A digital magazine on sexuality in the Global South
CategoriesEditorialSex and Sexuality

Editorial: Sex and Sexuality

Prisms cause rainbow effects because they refract light into its constituent colours. What this means is that the prism itself does not create the colours we see, but that they are already present in what appears to be colourless or ‘white’ light. What’s that got to do with sex and sexuality? By itself, nothing, but it seems like an apt metaphor to understand that the way we look at things determines what we see. Of course nothing is neutral, especially not something as visceral, intimate, political and intense as sex, but then neither is it monochromatic. And so, in this issue of In Plainspeak each of our contributors shows us what comes through their prism.

Nidhi Goyal writes about love, lust, desire, women, disability and, of course, sex that as a comedian she is often asked, by corporates who invite her, to not talk about! Shikha Aleya interviews Richa Kaul Padte about much more than her recently released book, Cyber Sexy, on online sex cultures and they talk about wellness/illness, feminist porn, online scammers and cats (yes, miaow!).

Alankrita Singh uses the prism of the law to refract how certain laws, court judgements, rules and legal entities may be aiding society to impose restrictions on adults exercising personal choice in matters of love, sex and marriage. 

Asmi, with her usual candour, busts some common myths about kink and penetrative sex and Elsa talks about the reaction her being an unmarried successful woman elicits. And through the prism of the intensely personal, Pavel Sagolsem shows us his best love-affair and why he loves sex.

Vani Viswanathan followed Jon Ronson’s The Butterfly Effect, on the rise of the free porn industry and the ways in which it touched the lives of disparate people, with initial trepidation that was soon converted to fascination. She tells us why.

On the Video page, Tess Joseph tells us about her First Time and a wry humour sparkles through her prism. In Brushstrokes, Agents of Ishq explains How Ideas of Purity Damage Our Mental Sexual Health (And Happiness) making the case once again that it’s the ways of seeing that determine what we see!

Our Hindi section has a translation of Swagata Raha’s article that discussed the role played by the judiciary in implementing the POCSO Act, 2012 and how it seemed to limit the sexual agency of young people below the age of 18 years.

These days tech is not only sexy, it is also ‘making sex’. So, would having sex with a robot count as infidelity? Read more in the Tech corner. And if robots are not your thing, watching and listening to videos of people whispering or eating or tapping or scratching might give you a ‘brain orgasm’. That’s in the Wellness corner because apparently it helps reduce stress, anxiety, insomnia, depression and loneliness. Get your headphones!
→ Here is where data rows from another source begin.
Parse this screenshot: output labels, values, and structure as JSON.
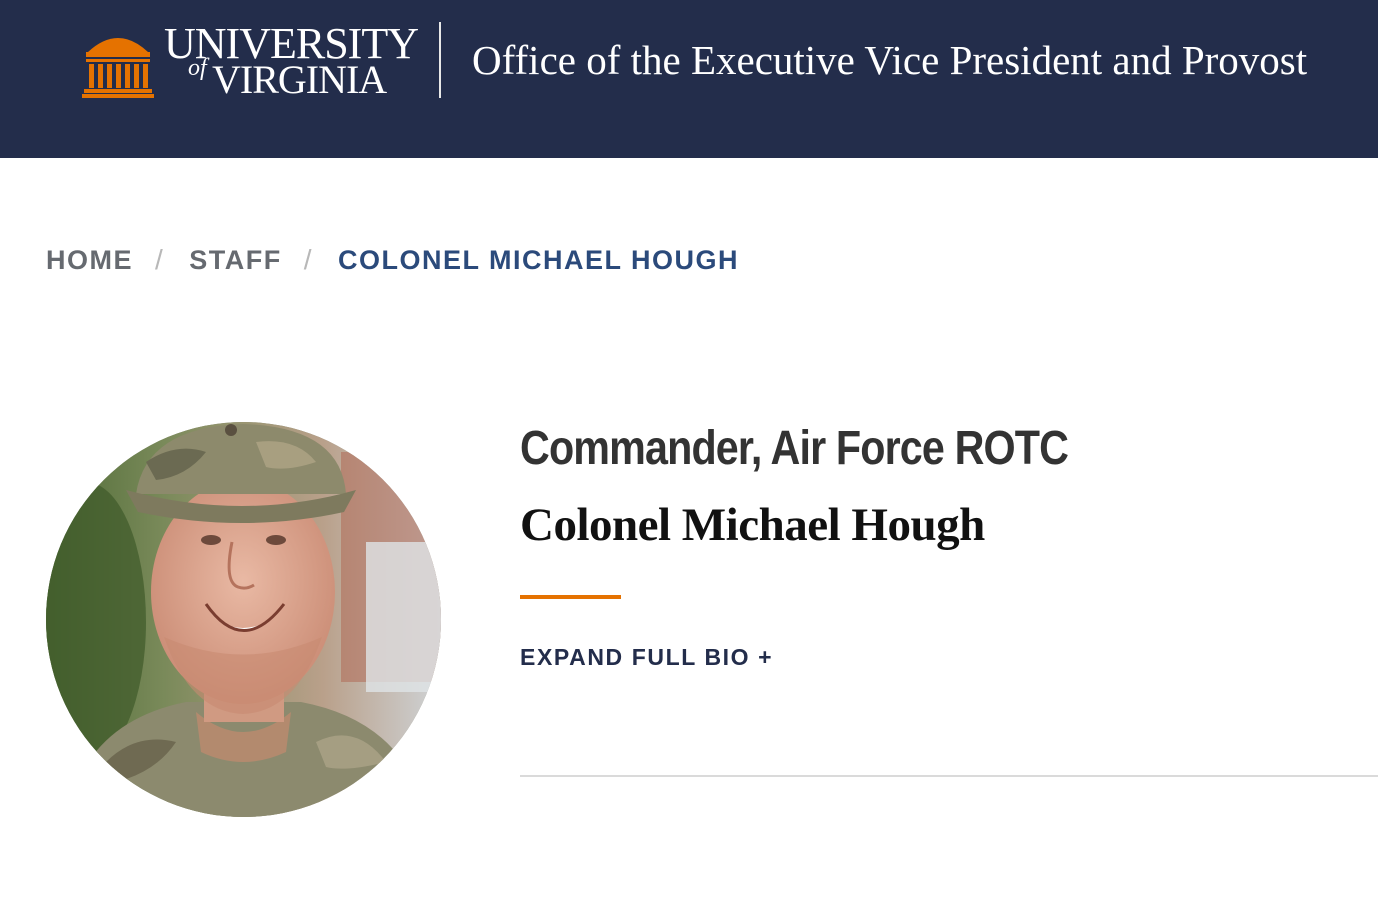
{
  "header": {
    "logo": {
      "alt": "University of Virginia",
      "word_top": "UNIVERSITY",
      "word_of": "of",
      "word_bottom": "VIRGINIA",
      "icon": "rotunda-icon"
    },
    "office_title": "Office of the Executive Vice President and Provost"
  },
  "breadcrumb": {
    "items": [
      {
        "label": "HOME"
      },
      {
        "label": "STAFF"
      },
      {
        "label": "COLONEL MICHAEL HOUGH"
      }
    ],
    "separator": "/"
  },
  "profile": {
    "title": "Commander, Air Force ROTC",
    "name": "Colonel Michael Hough",
    "photo_alt": "Colonel Michael Hough",
    "expand_label": "EXPAND FULL BIO +"
  },
  "colors": {
    "header_bg": "#232D4B",
    "accent": "#E57200",
    "link": "#232D4B",
    "breadcrumb_current": "#2B4A7B"
  }
}
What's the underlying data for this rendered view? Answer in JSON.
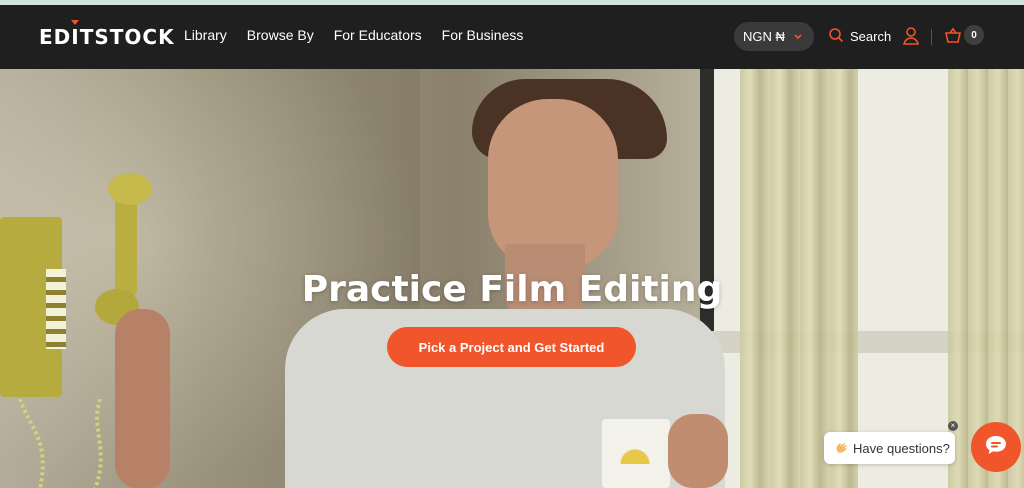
{
  "logo": {
    "pre": "ED",
    "i": "I",
    "post": "TSTOCK"
  },
  "nav": {
    "links": [
      {
        "label": "Library"
      },
      {
        "label": "Browse By"
      },
      {
        "label": "For Educators"
      },
      {
        "label": "For Business"
      }
    ],
    "currency": "NGN ₦",
    "search_label": "Search",
    "cart_count": "0",
    "icons": {
      "search": "search-icon",
      "account": "user-icon",
      "cart": "basket-icon",
      "currency_chevron": "chevron-down-icon"
    }
  },
  "hero": {
    "title": "Practice Film Editing",
    "cta_label": "Pick a Project and Get Started"
  },
  "chat": {
    "prompt": "Have questions?",
    "prompt_icon": "waving-hand-icon",
    "close": "×",
    "button_icon": "chat-icon"
  },
  "colors": {
    "accent": "#f0552b",
    "navbar": "#1f1f1f",
    "pill": "#3a3a3a"
  }
}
In the mid-month issue, Kaustav Bakshi (text) and Arnab Adak (photos) show us how androgynous divinity aka the symbolism of the Ardhanarishwarahas found its way not only into Kolkata’s Durga Puja celebrations but also into political discourses on gender and sexuality. In Hindi, we have a poem by Salil Saroj, and  three new translations as part of Navintam Lekh: one on personal grooming as a feminist stand, one on mental health and being a transman, and an interview with disability and sexuality rights activist Kiran. And then there are interesting blogs on how women in villages navigate desire and seek pleasure; be it information or porn or conversation and connection; on the uses of technology to enhance sexual pleasure; and a highly recommended article by Paromita Vohra on why we need to acknowledge the Yes, No and Maybe of consent.

Comments

Article written by:

TARSHI supports and enables people's control and agency over their sexual and reproductive health and well-being through information dissemination, knowledge and perspective building within a human rights framework.

x